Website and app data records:
• • • • • • •

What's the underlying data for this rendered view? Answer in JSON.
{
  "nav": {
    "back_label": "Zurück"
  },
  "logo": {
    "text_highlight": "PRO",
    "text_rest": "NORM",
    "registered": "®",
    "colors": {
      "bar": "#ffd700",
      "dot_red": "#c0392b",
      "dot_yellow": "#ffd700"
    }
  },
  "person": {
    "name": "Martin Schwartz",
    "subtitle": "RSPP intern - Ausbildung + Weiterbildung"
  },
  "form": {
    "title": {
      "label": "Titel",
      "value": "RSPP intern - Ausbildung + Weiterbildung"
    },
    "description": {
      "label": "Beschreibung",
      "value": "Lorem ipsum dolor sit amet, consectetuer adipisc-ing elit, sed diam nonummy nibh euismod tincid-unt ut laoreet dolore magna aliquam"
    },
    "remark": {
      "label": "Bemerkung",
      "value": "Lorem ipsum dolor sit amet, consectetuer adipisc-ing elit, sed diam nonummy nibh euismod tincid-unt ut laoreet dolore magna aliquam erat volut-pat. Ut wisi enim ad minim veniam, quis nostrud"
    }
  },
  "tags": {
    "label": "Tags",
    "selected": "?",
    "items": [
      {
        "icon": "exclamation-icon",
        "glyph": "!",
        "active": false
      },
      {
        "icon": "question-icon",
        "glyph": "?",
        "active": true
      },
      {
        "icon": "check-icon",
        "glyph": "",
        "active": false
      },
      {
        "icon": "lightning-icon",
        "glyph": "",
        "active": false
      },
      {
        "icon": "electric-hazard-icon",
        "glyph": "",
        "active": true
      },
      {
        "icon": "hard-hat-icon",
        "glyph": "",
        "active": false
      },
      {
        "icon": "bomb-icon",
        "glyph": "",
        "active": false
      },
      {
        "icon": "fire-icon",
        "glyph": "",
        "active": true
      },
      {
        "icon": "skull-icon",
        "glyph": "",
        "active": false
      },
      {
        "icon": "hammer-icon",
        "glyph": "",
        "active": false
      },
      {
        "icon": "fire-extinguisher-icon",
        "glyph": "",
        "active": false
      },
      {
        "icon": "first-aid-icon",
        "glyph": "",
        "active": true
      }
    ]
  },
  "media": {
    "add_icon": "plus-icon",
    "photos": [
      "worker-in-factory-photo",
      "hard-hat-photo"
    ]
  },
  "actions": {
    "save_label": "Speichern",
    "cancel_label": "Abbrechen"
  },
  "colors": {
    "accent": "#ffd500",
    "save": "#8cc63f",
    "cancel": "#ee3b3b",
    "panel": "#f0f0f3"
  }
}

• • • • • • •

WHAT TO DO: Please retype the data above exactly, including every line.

EXERCISE ANSWER:
What's the underlying data for this rendered view? Answer in JSON.
{
  "nav": {
    "back_label": "Zurück"
  },
  "logo": {
    "text_highlight": "PRO",
    "text_rest": "NORM",
    "registered": "®",
    "colors": {
      "bar": "#ffd700",
      "dot_red": "#c0392b",
      "dot_yellow": "#ffd700"
    }
  },
  "person": {
    "name": "Martin Schwartz",
    "subtitle": "RSPP intern - Ausbildung + Weiterbildung"
  },
  "form": {
    "title": {
      "label": "Titel",
      "value": "RSPP intern - Ausbildung + Weiterbildung"
    },
    "description": {
      "label": "Beschreibung",
      "value": "Lorem ipsum dolor sit amet, consectetuer adipisc-ing elit, sed diam nonummy nibh euismod tincid-unt ut laoreet dolore magna aliquam"
    },
    "remark": {
      "label": "Bemerkung",
      "value": "Lorem ipsum dolor sit amet, consectetuer adipisc-ing elit, sed diam nonummy nibh euismod tincid-unt ut laoreet dolore magna aliquam erat volut-pat. Ut wisi enim ad minim veniam, quis nostrud"
    }
  },
  "tags": {
    "label": "Tags",
    "selected": "?",
    "items": [
      {
        "icon": "exclamation-icon",
        "glyph": "!",
        "active": false
      },
      {
        "icon": "question-icon",
        "glyph": "?",
        "active": true
      },
      {
        "icon": "check-icon",
        "glyph": "",
        "active": false
      },
      {
        "icon": "lightning-icon",
        "glyph": "",
        "active": false
      },
      {
        "icon": "electric-hazard-icon",
        "glyph": "",
        "active": true
      },
      {
        "icon": "hard-hat-icon",
        "glyph": "",
        "active": false
      },
      {
        "icon": "bomb-icon",
        "glyph": "",
        "active": false
      },
      {
        "icon": "fire-icon",
        "glyph": "",
        "active": true
      },
      {
        "icon": "skull-icon",
        "glyph": "",
        "active": false
      },
      {
        "icon": "hammer-icon",
        "glyph": "",
        "active": false
      },
      {
        "icon": "fire-extinguisher-icon",
        "glyph": "",
        "active": false
      },
      {
        "icon": "first-aid-icon",
        "glyph": "",
        "active": true
      }
    ]
  },
  "media": {
    "add_icon": "plus-icon",
    "photos": [
      "worker-in-factory-photo",
      "hard-hat-photo"
    ]
  },
  "actions": {
    "save_label": "Speichern",
    "cancel_label": "Abbrechen"
  },
  "colors": {
    "accent": "#ffd500",
    "save": "#8cc63f",
    "cancel": "#ee3b3b",
    "panel": "#f0f0f3"
  }
}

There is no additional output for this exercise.